- [Exercise directions]: Determine how many lines in the records hold the word "label". Return the number alone.

(Dataset items)
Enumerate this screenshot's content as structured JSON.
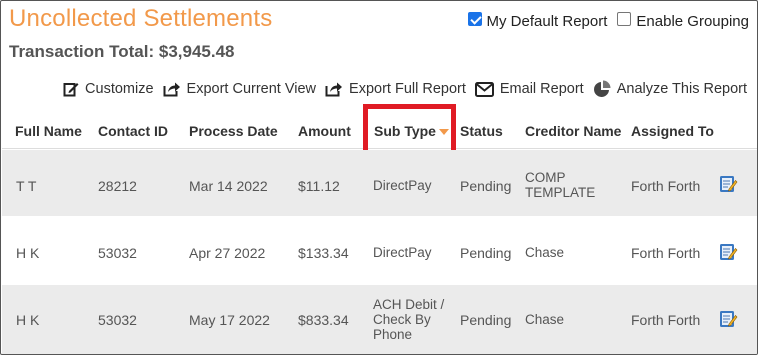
{
  "header": {
    "title": "Uncollected Settlements",
    "total": "Transaction Total: $3,945.48"
  },
  "options": {
    "default_report": {
      "label": "My Default Report",
      "checked": true
    },
    "enable_grouping": {
      "label": "Enable Grouping",
      "checked": false
    }
  },
  "toolbar": {
    "customize": "Customize",
    "export_current": "Export Current View",
    "export_full": "Export Full Report",
    "email": "Email Report",
    "analyze": "Analyze This Report"
  },
  "columns": [
    "Full Name",
    "Contact ID",
    "Process Date",
    "Amount",
    "Sub Type",
    "Status",
    "Creditor Name",
    "Assigned To"
  ],
  "rows": [
    {
      "name": "T T",
      "contact_id": "28212",
      "date": "Mar 14 2022",
      "amount": "$11.12",
      "sub_type": [
        "DirectPay"
      ],
      "status": "Pending",
      "creditor": [
        "COMP",
        "TEMPLATE"
      ],
      "assigned": "Forth Forth"
    },
    {
      "name": "H K",
      "contact_id": "53032",
      "date": "Apr 27 2022",
      "amount": "$133.34",
      "sub_type": [
        "DirectPay"
      ],
      "status": "Pending",
      "creditor": [
        "Chase"
      ],
      "assigned": "Forth Forth"
    },
    {
      "name": "H K",
      "contact_id": "53032",
      "date": "May 17 2022",
      "amount": "$833.34",
      "sub_type": [
        "ACH Debit /",
        "Check By",
        "Phone"
      ],
      "status": "Pending",
      "creditor": [
        "Chase"
      ],
      "assigned": "Forth Forth"
    }
  ],
  "colors": {
    "title": "#f2994a",
    "highlight": "#e01b24",
    "row_shade": "#ebebeb"
  },
  "icons": [
    "customize-icon",
    "export-icon",
    "email-icon",
    "pie-chart-icon",
    "edit-note-icon"
  ]
}
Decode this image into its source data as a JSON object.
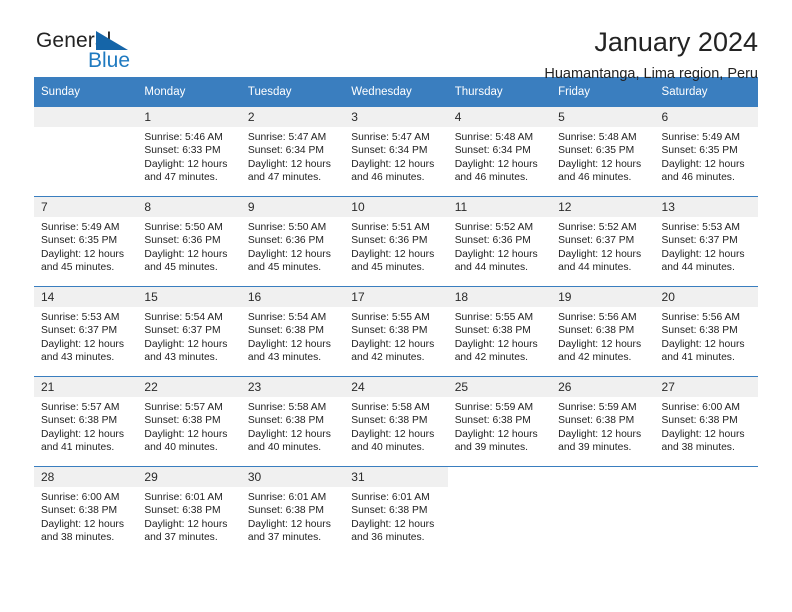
{
  "brand": {
    "name_part1": "General",
    "name_part2": "Blue",
    "triangle_color": "#1565a8",
    "blue_color": "#1f7ac0"
  },
  "header": {
    "title": "January 2024",
    "subtitle": "Huamantanga, Lima region, Peru"
  },
  "theme": {
    "header_bg": "#3a7ebf",
    "daynum_bg": "#f0f0f0",
    "cell_bg": "#ffffff",
    "text": "#1f1f1f"
  },
  "weekdays": [
    "Sunday",
    "Monday",
    "Tuesday",
    "Wednesday",
    "Thursday",
    "Friday",
    "Saturday"
  ],
  "calendar": {
    "weeks": [
      [
        {
          "day": "",
          "empty": true,
          "lines": []
        },
        {
          "day": "1",
          "lines": [
            "Sunrise: 5:46 AM",
            "Sunset: 6:33 PM",
            "Daylight: 12 hours",
            "and 47 minutes."
          ]
        },
        {
          "day": "2",
          "lines": [
            "Sunrise: 5:47 AM",
            "Sunset: 6:34 PM",
            "Daylight: 12 hours",
            "and 47 minutes."
          ]
        },
        {
          "day": "3",
          "lines": [
            "Sunrise: 5:47 AM",
            "Sunset: 6:34 PM",
            "Daylight: 12 hours",
            "and 46 minutes."
          ]
        },
        {
          "day": "4",
          "lines": [
            "Sunrise: 5:48 AM",
            "Sunset: 6:34 PM",
            "Daylight: 12 hours",
            "and 46 minutes."
          ]
        },
        {
          "day": "5",
          "lines": [
            "Sunrise: 5:48 AM",
            "Sunset: 6:35 PM",
            "Daylight: 12 hours",
            "and 46 minutes."
          ]
        },
        {
          "day": "6",
          "lines": [
            "Sunrise: 5:49 AM",
            "Sunset: 6:35 PM",
            "Daylight: 12 hours",
            "and 46 minutes."
          ]
        }
      ],
      [
        {
          "day": "7",
          "lines": [
            "Sunrise: 5:49 AM",
            "Sunset: 6:35 PM",
            "Daylight: 12 hours",
            "and 45 minutes."
          ]
        },
        {
          "day": "8",
          "lines": [
            "Sunrise: 5:50 AM",
            "Sunset: 6:36 PM",
            "Daylight: 12 hours",
            "and 45 minutes."
          ]
        },
        {
          "day": "9",
          "lines": [
            "Sunrise: 5:50 AM",
            "Sunset: 6:36 PM",
            "Daylight: 12 hours",
            "and 45 minutes."
          ]
        },
        {
          "day": "10",
          "lines": [
            "Sunrise: 5:51 AM",
            "Sunset: 6:36 PM",
            "Daylight: 12 hours",
            "and 45 minutes."
          ]
        },
        {
          "day": "11",
          "lines": [
            "Sunrise: 5:52 AM",
            "Sunset: 6:36 PM",
            "Daylight: 12 hours",
            "and 44 minutes."
          ]
        },
        {
          "day": "12",
          "lines": [
            "Sunrise: 5:52 AM",
            "Sunset: 6:37 PM",
            "Daylight: 12 hours",
            "and 44 minutes."
          ]
        },
        {
          "day": "13",
          "lines": [
            "Sunrise: 5:53 AM",
            "Sunset: 6:37 PM",
            "Daylight: 12 hours",
            "and 44 minutes."
          ]
        }
      ],
      [
        {
          "day": "14",
          "lines": [
            "Sunrise: 5:53 AM",
            "Sunset: 6:37 PM",
            "Daylight: 12 hours",
            "and 43 minutes."
          ]
        },
        {
          "day": "15",
          "lines": [
            "Sunrise: 5:54 AM",
            "Sunset: 6:37 PM",
            "Daylight: 12 hours",
            "and 43 minutes."
          ]
        },
        {
          "day": "16",
          "lines": [
            "Sunrise: 5:54 AM",
            "Sunset: 6:38 PM",
            "Daylight: 12 hours",
            "and 43 minutes."
          ]
        },
        {
          "day": "17",
          "lines": [
            "Sunrise: 5:55 AM",
            "Sunset: 6:38 PM",
            "Daylight: 12 hours",
            "and 42 minutes."
          ]
        },
        {
          "day": "18",
          "lines": [
            "Sunrise: 5:55 AM",
            "Sunset: 6:38 PM",
            "Daylight: 12 hours",
            "and 42 minutes."
          ]
        },
        {
          "day": "19",
          "lines": [
            "Sunrise: 5:56 AM",
            "Sunset: 6:38 PM",
            "Daylight: 12 hours",
            "and 42 minutes."
          ]
        },
        {
          "day": "20",
          "lines": [
            "Sunrise: 5:56 AM",
            "Sunset: 6:38 PM",
            "Daylight: 12 hours",
            "and 41 minutes."
          ]
        }
      ],
      [
        {
          "day": "21",
          "lines": [
            "Sunrise: 5:57 AM",
            "Sunset: 6:38 PM",
            "Daylight: 12 hours",
            "and 41 minutes."
          ]
        },
        {
          "day": "22",
          "lines": [
            "Sunrise: 5:57 AM",
            "Sunset: 6:38 PM",
            "Daylight: 12 hours",
            "and 40 minutes."
          ]
        },
        {
          "day": "23",
          "lines": [
            "Sunrise: 5:58 AM",
            "Sunset: 6:38 PM",
            "Daylight: 12 hours",
            "and 40 minutes."
          ]
        },
        {
          "day": "24",
          "lines": [
            "Sunrise: 5:58 AM",
            "Sunset: 6:38 PM",
            "Daylight: 12 hours",
            "and 40 minutes."
          ]
        },
        {
          "day": "25",
          "lines": [
            "Sunrise: 5:59 AM",
            "Sunset: 6:38 PM",
            "Daylight: 12 hours",
            "and 39 minutes."
          ]
        },
        {
          "day": "26",
          "lines": [
            "Sunrise: 5:59 AM",
            "Sunset: 6:38 PM",
            "Daylight: 12 hours",
            "and 39 minutes."
          ]
        },
        {
          "day": "27",
          "lines": [
            "Sunrise: 6:00 AM",
            "Sunset: 6:38 PM",
            "Daylight: 12 hours",
            "and 38 minutes."
          ]
        }
      ],
      [
        {
          "day": "28",
          "lines": [
            "Sunrise: 6:00 AM",
            "Sunset: 6:38 PM",
            "Daylight: 12 hours",
            "and 38 minutes."
          ]
        },
        {
          "day": "29",
          "lines": [
            "Sunrise: 6:01 AM",
            "Sunset: 6:38 PM",
            "Daylight: 12 hours",
            "and 37 minutes."
          ]
        },
        {
          "day": "30",
          "lines": [
            "Sunrise: 6:01 AM",
            "Sunset: 6:38 PM",
            "Daylight: 12 hours",
            "and 37 minutes."
          ]
        },
        {
          "day": "31",
          "lines": [
            "Sunrise: 6:01 AM",
            "Sunset: 6:38 PM",
            "Daylight: 12 hours",
            "and 36 minutes."
          ]
        },
        {
          "day": "",
          "empty": true,
          "blank": true,
          "lines": []
        },
        {
          "day": "",
          "empty": true,
          "blank": true,
          "lines": []
        },
        {
          "day": "",
          "empty": true,
          "blank": true,
          "lines": []
        }
      ]
    ]
  }
}
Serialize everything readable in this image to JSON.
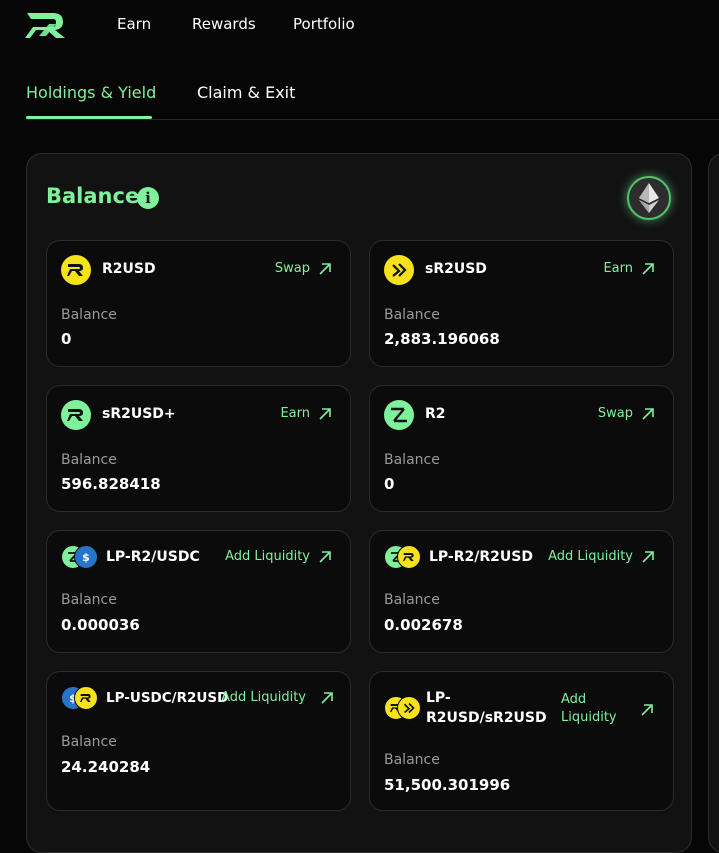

- [Answer to this task]: 2